--- Exercise ---
Every line containing "push" should be copied out. Go through the entries and find them.

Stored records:
········
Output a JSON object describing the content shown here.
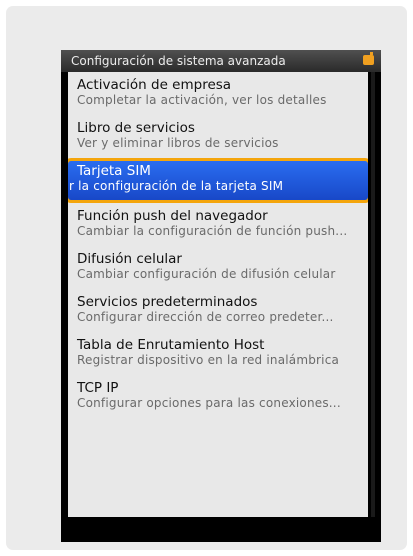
{
  "screen": {
    "title": "Configuración de sistema avanzada"
  },
  "menu": {
    "items": [
      {
        "title": "Activación de empresa",
        "subtitle": "Completar la activación, ver los detalles",
        "selected": false
      },
      {
        "title": "Libro de servicios",
        "subtitle": "Ver y eliminar libros de servicios",
        "selected": false
      },
      {
        "title": "Tarjeta SIM",
        "subtitle": "r la configuración de la tarjeta SIM",
        "selected": true
      },
      {
        "title": "Función push del navegador",
        "subtitle": "Cambiar la configuración de función push...",
        "selected": false
      },
      {
        "title": "Difusión celular",
        "subtitle": "Cambiar configuración de difusión celular",
        "selected": false
      },
      {
        "title": "Servicios predeterminados",
        "subtitle": "Configurar dirección de correo predeter...",
        "selected": false
      },
      {
        "title": "Tabla de Enrutamiento Host",
        "subtitle": "Registrar dispositivo en la red inalámbrica",
        "selected": false
      },
      {
        "title": "TCP IP",
        "subtitle": "Configurar opciones para las conexiones...",
        "selected": false
      }
    ]
  },
  "icons": {
    "battery": "battery-icon"
  },
  "colors": {
    "highlight": "#1c56de",
    "highlight_border": "#f4a50c",
    "list_background": "#e8e8e8"
  }
}
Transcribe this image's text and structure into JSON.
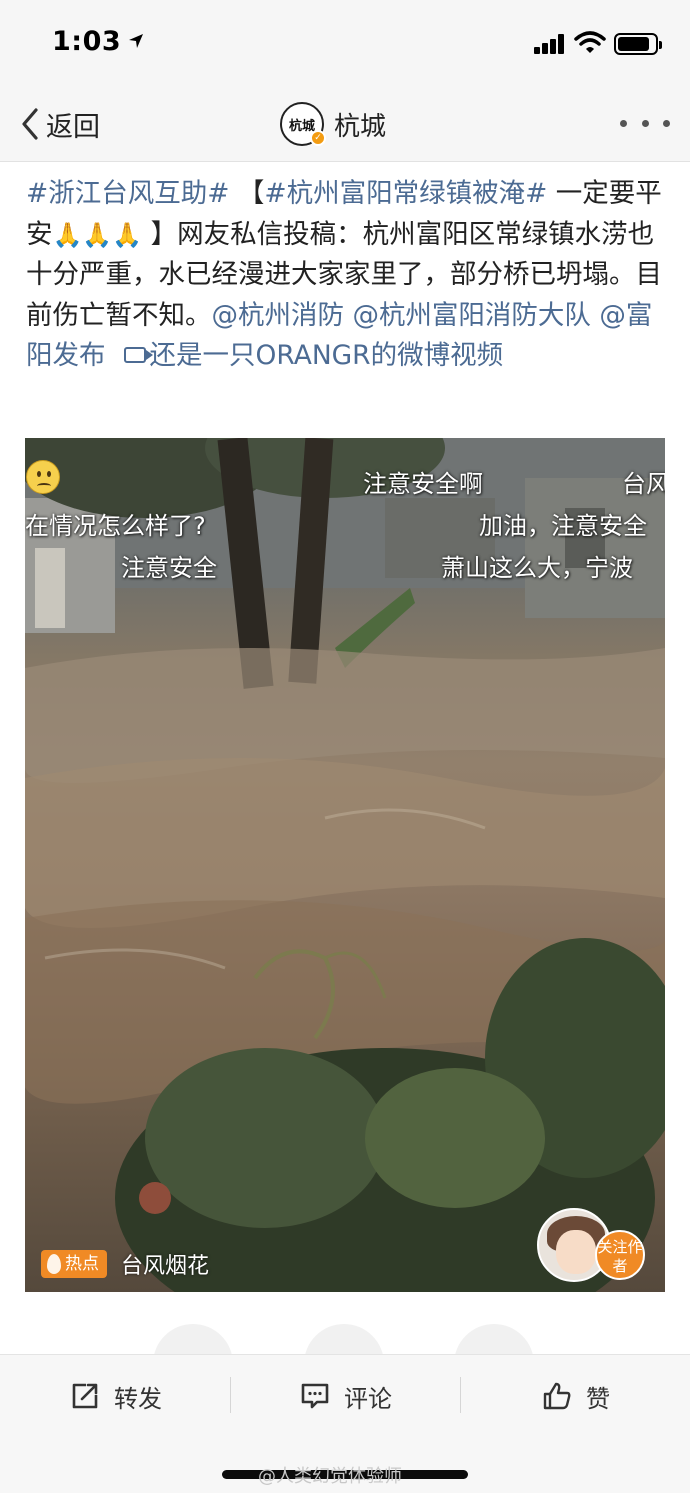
{
  "status_bar": {
    "time": "1:03"
  },
  "nav": {
    "back_label": "返回",
    "logo_text": "杭城",
    "title": "杭城"
  },
  "post": {
    "hashtag_1": "#浙江台风互助#",
    "bracket_open": " 【",
    "hashtag_2": "#杭州富阳常绿镇被淹#",
    "text_1": " 一定要平安",
    "emoji": "🙏🙏🙏",
    "text_2": " 】网友私信投稿：杭州富阳区常绿镇水涝也十分严重，水已经漫进大家家里了，部分桥已坍塌。目前伤亡暂不知。",
    "mention_1": "@杭州消防",
    "mention_2": "@杭州富阳消防大队",
    "mention_3": "@富阳发布",
    "video_link": "还是一只ORANGR的微博视频"
  },
  "video": {
    "danmaku": [
      "注意安全啊",
      "台风",
      "在情况怎么样了?",
      "加油，注意安全",
      "注意安全",
      "萧山这么大，宁波"
    ],
    "hot_badge": "热点",
    "topic": "台风烟花",
    "follow_label": "关注作者"
  },
  "actions": {
    "repost": "转发",
    "comment": "评论",
    "like": "赞"
  },
  "watermark": "@人类幻觉体验师",
  "colors": {
    "link": "#4c6b93",
    "accent": "#f08a25",
    "bar_bg": "#f6f6f6"
  }
}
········
--- Answer to this problem ---
        "title": "Función push del navegador",
        "subtitle": "Cambiar la configuración de función push...",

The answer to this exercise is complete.